Boris Johnson should have the power to appoint ministers who are not MPs or peers, an influential body set up to help overhaul Whitehall is set to recommend.
The Commission for Smart Government, set up last year to find ways of improving the functioning of Whitehall, will next week launch a report calling for prime ministers to be given more flexibility over ministerial appointments.
The commission, which is chaired by Nick Herbert, a former Tory minister, is also said to be preparing to recommend that a “Prime Minister’s department” be established, which would give Mr Johnson access to thousands of civil servants.
According to The Times, the new department would include a Treasury Board comprising of the Prime Minister’s officials and chaired by the Chief Secretary to the Treasury, in a move that would weaken the Exchequer’s grip over Government spending.
The report is due to be launched on July 12, and will be attended by Michael Gove, the Chancellor of the Duchy of Lancaster, who is overseeing the Government’s reforms of the civil service.
The commission is made up of former permanent secretaries and experienced Whitehall figures. It previously included among its members Baroness Finn, who has since left to become Mr Johnson’s deputy chief of staff.
The recommendation to enable unelected representatives to become ministers was put forward by George Osborne, former Chancellor of the Exchequer, earlier this year.
In his evidence to the commission, Mr Osborne said he believed countries with presidential systems were better at bringing in outside talent to senior government roles and called for a system of non-parliamentary ministers to increase the talent pool.

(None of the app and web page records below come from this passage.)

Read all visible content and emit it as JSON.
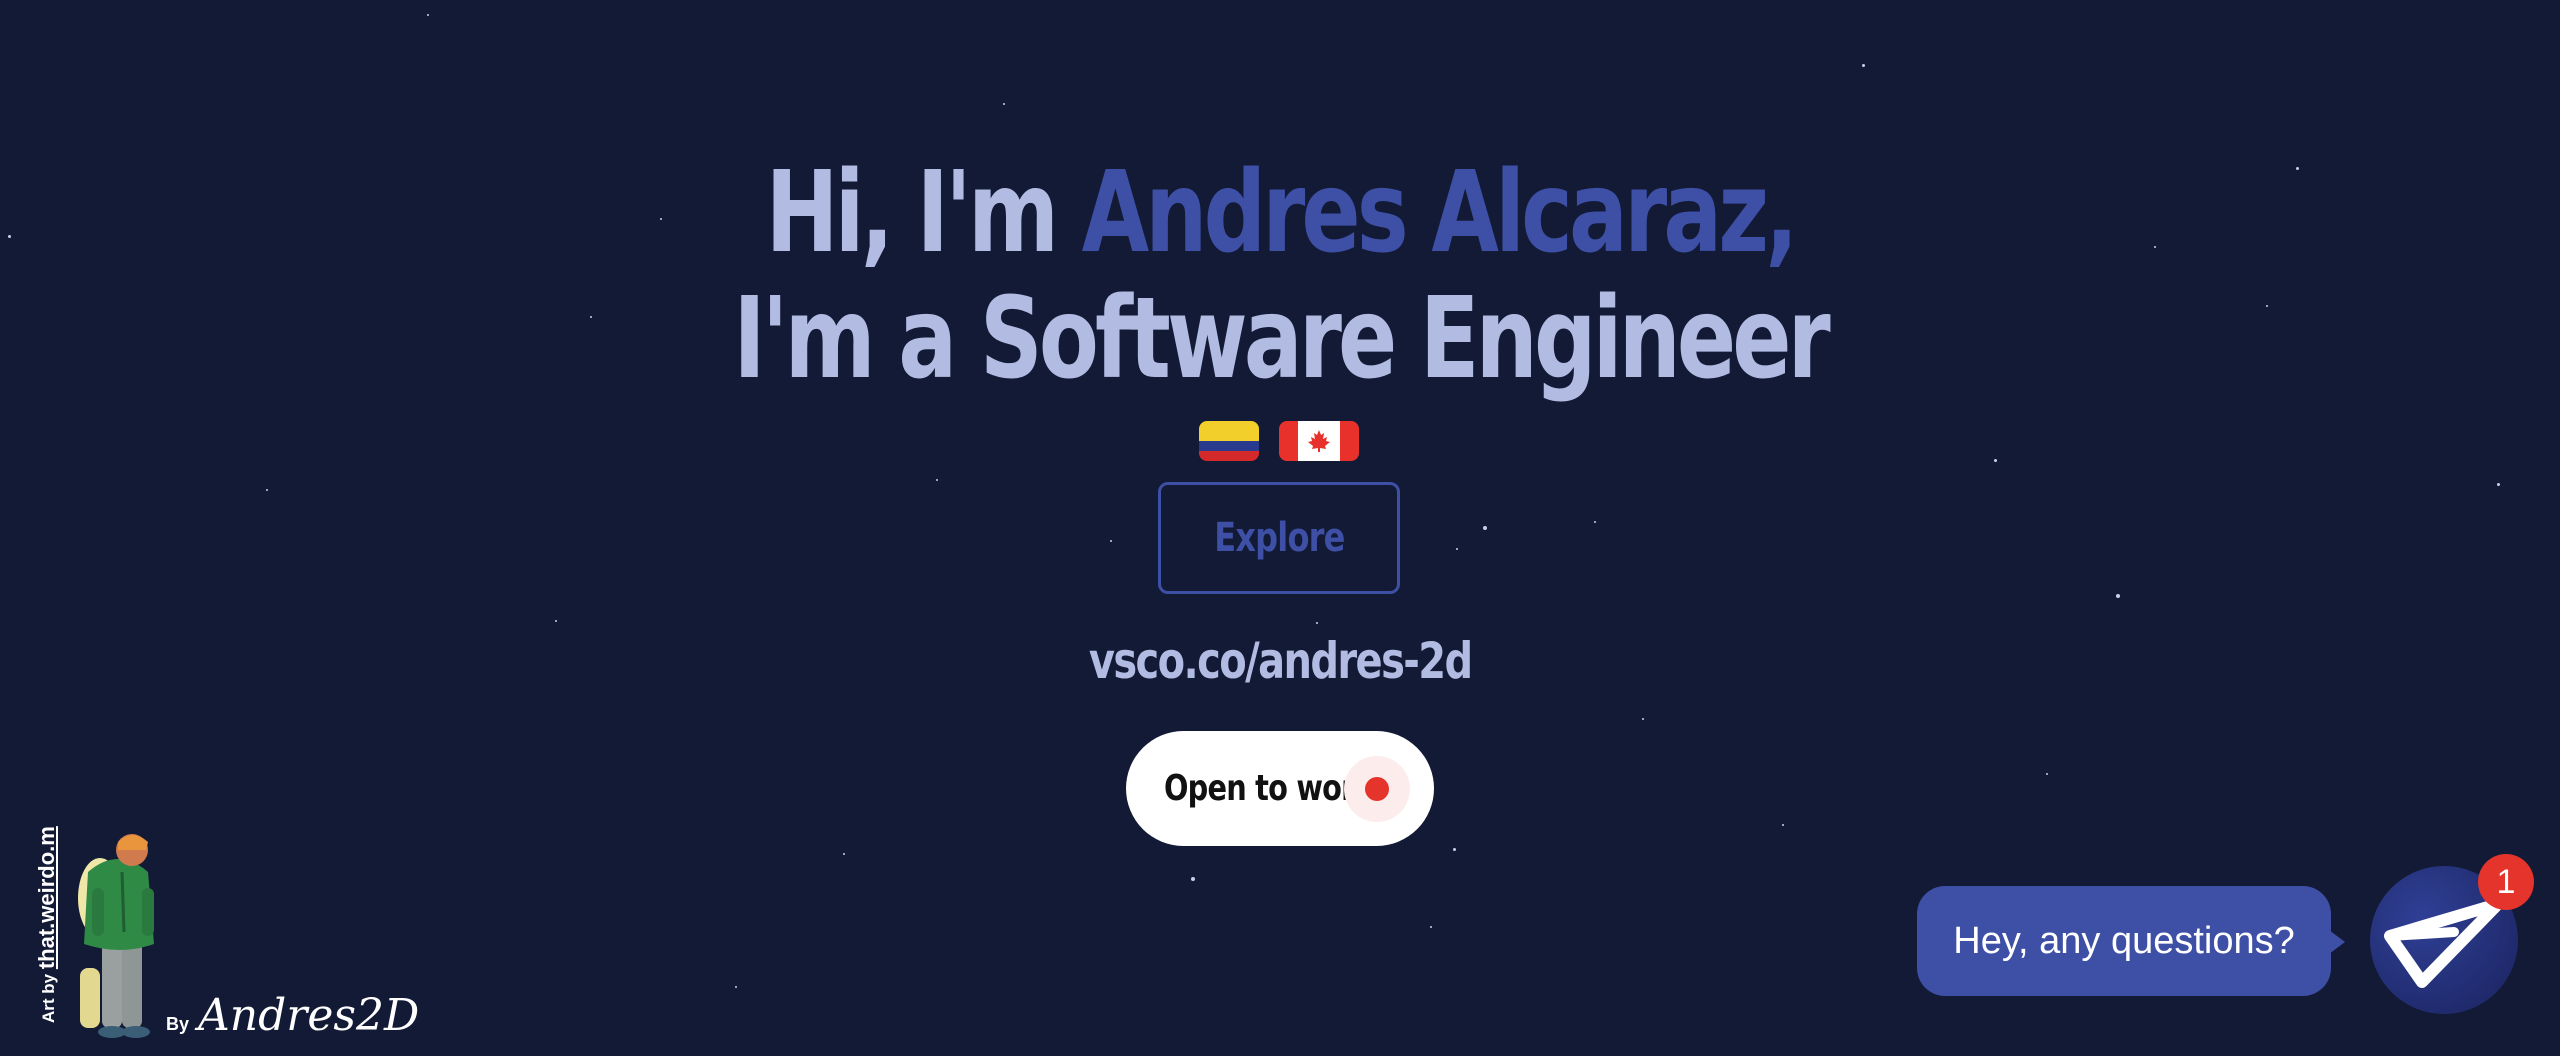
{
  "hero": {
    "greeting_prefix": "Hi, I'm ",
    "name": "Andres Alcaraz,",
    "role_line": "I'm a Software Engineer"
  },
  "flags": [
    {
      "country": "Colombia",
      "icon": "colombia-flag-icon"
    },
    {
      "country": "Canada",
      "icon": "canada-flag-icon"
    }
  ],
  "explore_button": {
    "label": "Explore"
  },
  "vsco_link": {
    "text": "vsco.co/andres-2d"
  },
  "status": {
    "label": "Open to work",
    "indicator_color": "#e5342c"
  },
  "credit": {
    "art_by_prefix": "Art by ",
    "art_by_handle": "that.weirdo.m",
    "by_prefix": "By ",
    "signature": "Andres2D"
  },
  "chat": {
    "prompt": "Hey, any questions?",
    "badge_count": "1",
    "launcher_icon": "paper-plane-icon"
  },
  "colors": {
    "background": "#131a36",
    "accent": "#3e4fa6",
    "headline": "#b2bbe2",
    "status_red": "#e5342c"
  }
}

He proposed establishing a new approach in which it becomes routine for senior business leaders to spend a four to five-year tour in public service, without the need to become a Parliamentarian for life.